### WHAT YOU NEED TO DO
Below are some records. Copy every line in them that holds "color".

### MATERIAL FOR THE TASK
━━━━━━━━━━━━━━━━
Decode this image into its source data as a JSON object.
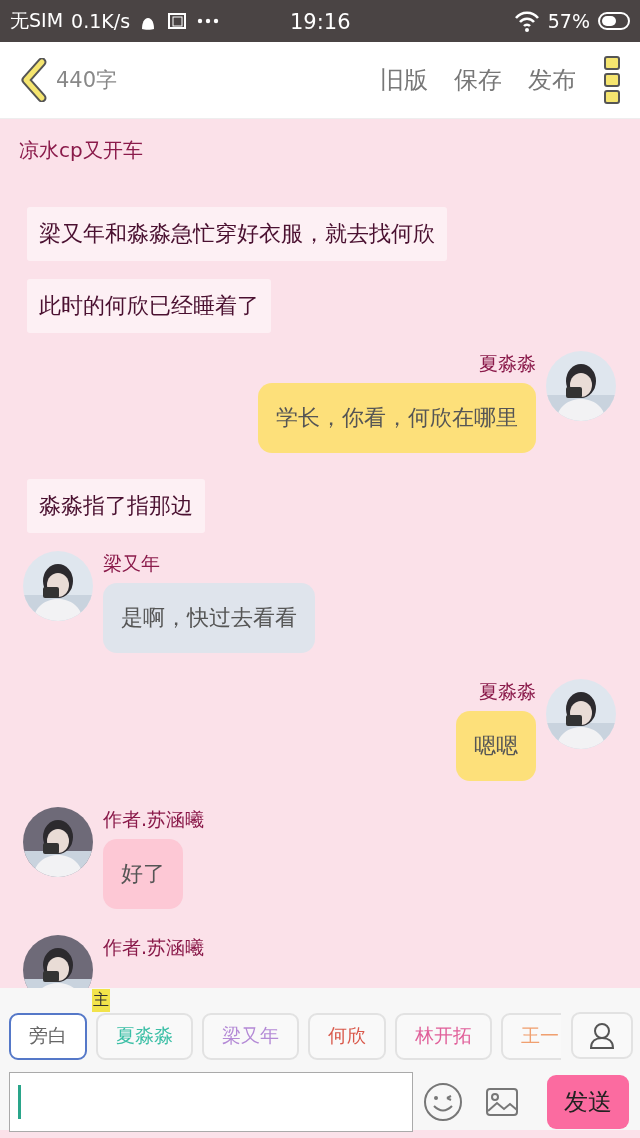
{
  "status_bar": {
    "carrier": "无SIM",
    "speed": "0.1K/s",
    "time": "19:16",
    "battery": "57%"
  },
  "header": {
    "word_count": "440字",
    "actions": [
      "旧版",
      "保存",
      "发布"
    ]
  },
  "story_title": "凉水cp又开车",
  "messages": [
    {
      "kind": "narration",
      "text": "梁又年和淼淼急忙穿好衣服，就去找何欣"
    },
    {
      "kind": "narration",
      "text": "此时的何欣已经睡着了"
    },
    {
      "kind": "outgoing",
      "speaker": "夏淼淼",
      "text": "学长，你看，何欣在哪里"
    },
    {
      "kind": "narration",
      "text": "淼淼指了指那边"
    },
    {
      "kind": "incoming",
      "speaker": "梁又年",
      "text": "是啊，快过去看看",
      "color": "#dfe4ec"
    },
    {
      "kind": "outgoing",
      "speaker": "夏淼淼",
      "text": "嗯嗯"
    },
    {
      "kind": "incoming",
      "speaker": "作者.苏涵曦",
      "text": "好了",
      "color": "#fdc8d5"
    },
    {
      "kind": "incoming",
      "speaker": "作者.苏涵曦"
    }
  ],
  "characters": [
    {
      "label": "旁白",
      "selected": true,
      "color": "#666666"
    },
    {
      "label": "夏淼淼",
      "selected": false,
      "color": "#3cbfa6",
      "badge": "主"
    },
    {
      "label": "梁又年",
      "selected": false,
      "color": "#b48ad6"
    },
    {
      "label": "何欣",
      "selected": false,
      "color": "#d9584a"
    },
    {
      "label": "林开拓",
      "selected": false,
      "color": "#e0609a"
    },
    {
      "label": "王一",
      "selected": false,
      "color": "#f0a070"
    }
  ],
  "composer": {
    "send": "发送"
  }
}
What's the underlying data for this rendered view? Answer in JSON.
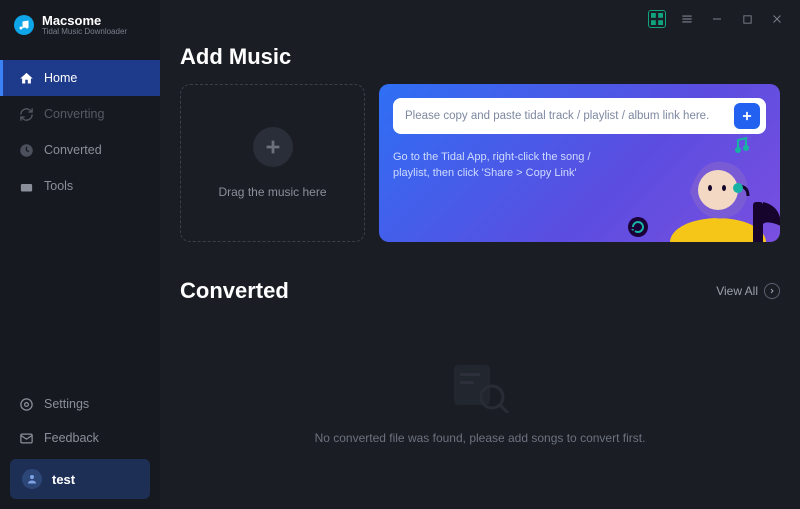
{
  "brand": {
    "name": "Macsome",
    "sub": "Tidal Music Downloader"
  },
  "nav": {
    "home": "Home",
    "converting": "Converting",
    "converted": "Converted",
    "tools": "Tools"
  },
  "footer": {
    "settings": "Settings",
    "feedback": "Feedback",
    "user": "test"
  },
  "sections": {
    "add_title": "Add Music",
    "converted_title": "Converted"
  },
  "drop": {
    "label": "Drag the music here"
  },
  "linkcard": {
    "placeholder": "Please copy and paste tidal track / playlist / album link here.",
    "hint": "Go to the Tidal App, right-click the song / playlist, then click 'Share > Copy Link'"
  },
  "converted": {
    "view_all": "View All",
    "empty": "No converted file was found, please add songs to convert first."
  }
}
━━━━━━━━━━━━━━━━
### EXERCISE RESPONSE
      "color": "#dfe4ec"
      "color": "#fdc8d5"
      "color": "#666666"
      "color": "#3cbfa6",
      "color": "#b48ad6"
      "color": "#d9584a"
      "color": "#e0609a"
      "color": "#f0a070"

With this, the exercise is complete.